▸ What this task involves
Output all the entries below. Each must match exactly.

[Dataset rows for apps and sites]
==============================
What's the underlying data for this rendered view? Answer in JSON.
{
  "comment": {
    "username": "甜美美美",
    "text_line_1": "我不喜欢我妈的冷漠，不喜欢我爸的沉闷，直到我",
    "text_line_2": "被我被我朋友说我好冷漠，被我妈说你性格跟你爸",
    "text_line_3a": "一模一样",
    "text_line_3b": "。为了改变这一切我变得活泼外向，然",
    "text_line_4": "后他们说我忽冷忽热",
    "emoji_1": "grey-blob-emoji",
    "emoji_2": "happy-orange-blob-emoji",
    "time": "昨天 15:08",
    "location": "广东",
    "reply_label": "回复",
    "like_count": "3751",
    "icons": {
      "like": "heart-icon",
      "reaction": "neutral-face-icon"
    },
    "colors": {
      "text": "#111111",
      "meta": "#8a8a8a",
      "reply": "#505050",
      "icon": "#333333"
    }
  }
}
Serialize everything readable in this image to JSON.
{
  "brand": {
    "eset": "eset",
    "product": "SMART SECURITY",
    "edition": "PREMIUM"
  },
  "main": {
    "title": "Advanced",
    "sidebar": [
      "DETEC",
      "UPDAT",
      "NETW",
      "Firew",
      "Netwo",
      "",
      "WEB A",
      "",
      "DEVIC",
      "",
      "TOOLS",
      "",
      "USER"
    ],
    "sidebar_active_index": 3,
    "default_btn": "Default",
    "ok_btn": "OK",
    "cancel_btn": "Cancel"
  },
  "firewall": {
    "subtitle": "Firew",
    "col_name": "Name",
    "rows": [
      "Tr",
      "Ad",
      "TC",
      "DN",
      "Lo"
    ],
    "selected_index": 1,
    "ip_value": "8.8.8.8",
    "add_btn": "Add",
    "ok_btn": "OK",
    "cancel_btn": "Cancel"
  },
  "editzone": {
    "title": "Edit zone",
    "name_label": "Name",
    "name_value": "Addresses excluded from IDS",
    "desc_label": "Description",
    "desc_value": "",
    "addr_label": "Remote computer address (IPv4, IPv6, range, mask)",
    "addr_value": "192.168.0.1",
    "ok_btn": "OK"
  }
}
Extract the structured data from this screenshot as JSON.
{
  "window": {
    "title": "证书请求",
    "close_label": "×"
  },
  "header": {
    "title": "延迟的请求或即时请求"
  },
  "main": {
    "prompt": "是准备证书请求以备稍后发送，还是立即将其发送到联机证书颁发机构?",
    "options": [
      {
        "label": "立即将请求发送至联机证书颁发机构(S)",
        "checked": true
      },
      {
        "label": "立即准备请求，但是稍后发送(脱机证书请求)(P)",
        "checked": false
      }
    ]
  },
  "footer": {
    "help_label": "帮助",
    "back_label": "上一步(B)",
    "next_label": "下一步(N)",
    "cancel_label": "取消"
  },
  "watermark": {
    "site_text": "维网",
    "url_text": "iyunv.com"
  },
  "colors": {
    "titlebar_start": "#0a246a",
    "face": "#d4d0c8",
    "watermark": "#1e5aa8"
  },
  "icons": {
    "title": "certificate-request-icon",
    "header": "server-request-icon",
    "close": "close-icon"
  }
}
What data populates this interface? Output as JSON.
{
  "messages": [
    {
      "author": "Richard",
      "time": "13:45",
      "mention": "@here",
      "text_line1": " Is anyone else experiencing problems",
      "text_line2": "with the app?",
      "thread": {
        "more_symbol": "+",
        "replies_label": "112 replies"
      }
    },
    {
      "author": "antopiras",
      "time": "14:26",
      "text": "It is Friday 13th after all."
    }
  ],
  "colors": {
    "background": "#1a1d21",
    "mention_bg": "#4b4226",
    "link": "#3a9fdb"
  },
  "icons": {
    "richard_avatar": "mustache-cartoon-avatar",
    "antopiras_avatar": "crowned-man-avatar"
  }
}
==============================
▸ The completed task
What's the underlying data for this rendered view? Answer in JSON.
{
  "comment": {
    "username": "甜美美美",
    "text_line_1": "我不喜欢我妈的冷漠，不喜欢我爸的沉闷，直到我",
    "text_line_2": "被我被我朋友说我好冷漠，被我妈说你性格跟你爸",
    "text_line_3a": "一模一样",
    "text_line_3b": "。为了改变这一切我变得活泼外向，然",
    "text_line_4": "后他们说我忽冷忽热",
    "emoji_1": "grey-blob-emoji",
    "emoji_2": "happy-orange-blob-emoji",
    "time": "昨天 15:08",
    "location": "广东",
    "reply_label": "回复",
    "like_count": "3751",
    "icons": {
      "like": "heart-icon",
      "reaction": "neutral-face-icon"
    },
    "colors": {
      "text": "#111111",
      "meta": "#8a8a8a",
      "reply": "#505050",
      "icon": "#333333"
    }
  }
}
Serialize everything readable in this image to JSON.
{
  "brand": {
    "eset": "eset",
    "product": "SMART SECURITY",
    "edition": "PREMIUM"
  },
  "main": {
    "title": "Advanced",
    "sidebar": [
      "DETEC",
      "UPDAT",
      "NETW",
      "Firew",
      "Netwo",
      "",
      "WEB A",
      "",
      "DEVIC",
      "",
      "TOOLS",
      "",
      "USER"
    ],
    "sidebar_active_index": 3,
    "default_btn": "Default",
    "ok_btn": "OK",
    "cancel_btn": "Cancel"
  },
  "firewall": {
    "subtitle": "Firew",
    "col_name": "Name",
    "rows": [
      "Tr",
      "Ad",
      "TC",
      "DN",
      "Lo"
    ],
    "selected_index": 1,
    "ip_value": "8.8.8.8",
    "add_btn": "Add",
    "ok_btn": "OK",
    "cancel_btn": "Cancel"
  },
  "editzone": {
    "title": "Edit zone",
    "name_label": "Name",
    "name_value": "Addresses excluded from IDS",
    "desc_label": "Description",
    "desc_value": "",
    "addr_label": "Remote computer address (IPv4, IPv6, range, mask)",
    "addr_value": "192.168.0.1",
    "ok_btn": "OK"
  }
}
Extract the structured data from this screenshot as JSON.
{
  "window": {
    "title": "证书请求",
    "close_label": "×"
  },
  "header": {
    "title": "延迟的请求或即时请求"
  },
  "main": {
    "prompt": "是准备证书请求以备稍后发送，还是立即将其发送到联机证书颁发机构?",
    "options": [
      {
        "label": "立即将请求发送至联机证书颁发机构(S)",
        "checked": true
      },
      {
        "label": "立即准备请求，但是稍后发送(脱机证书请求)(P)",
        "checked": false
      }
    ]
  },
  "footer": {
    "help_label": "帮助",
    "back_label": "上一步(B)",
    "next_label": "下一步(N)",
    "cancel_label": "取消"
  },
  "watermark": {
    "site_text": "维网",
    "url_text": "iyunv.com"
  },
  "colors": {
    "titlebar_start": "#0a246a",
    "face": "#d4d0c8",
    "watermark": "#1e5aa8"
  },
  "icons": {
    "title": "certificate-request-icon",
    "header": "server-request-icon",
    "close": "close-icon"
  }
}
What data populates this interface? Output as JSON.
{
  "messages": [
    {
      "author": "Richard",
      "time": "13:45",
      "mention": "@here",
      "text_line1": " Is anyone else experiencing problems",
      "text_line2": "with the app?",
      "thread": {
        "more_symbol": "+",
        "replies_label": "112 replies"
      }
    },
    {
      "author": "antopiras",
      "time": "14:26",
      "text": "It is Friday 13th after all."
    }
  ],
  "colors": {
    "background": "#1a1d21",
    "mention_bg": "#4b4226",
    "link": "#3a9fdb"
  },
  "icons": {
    "richard_avatar": "mustache-cartoon-avatar",
    "antopiras_avatar": "crowned-man-avatar"
  }
}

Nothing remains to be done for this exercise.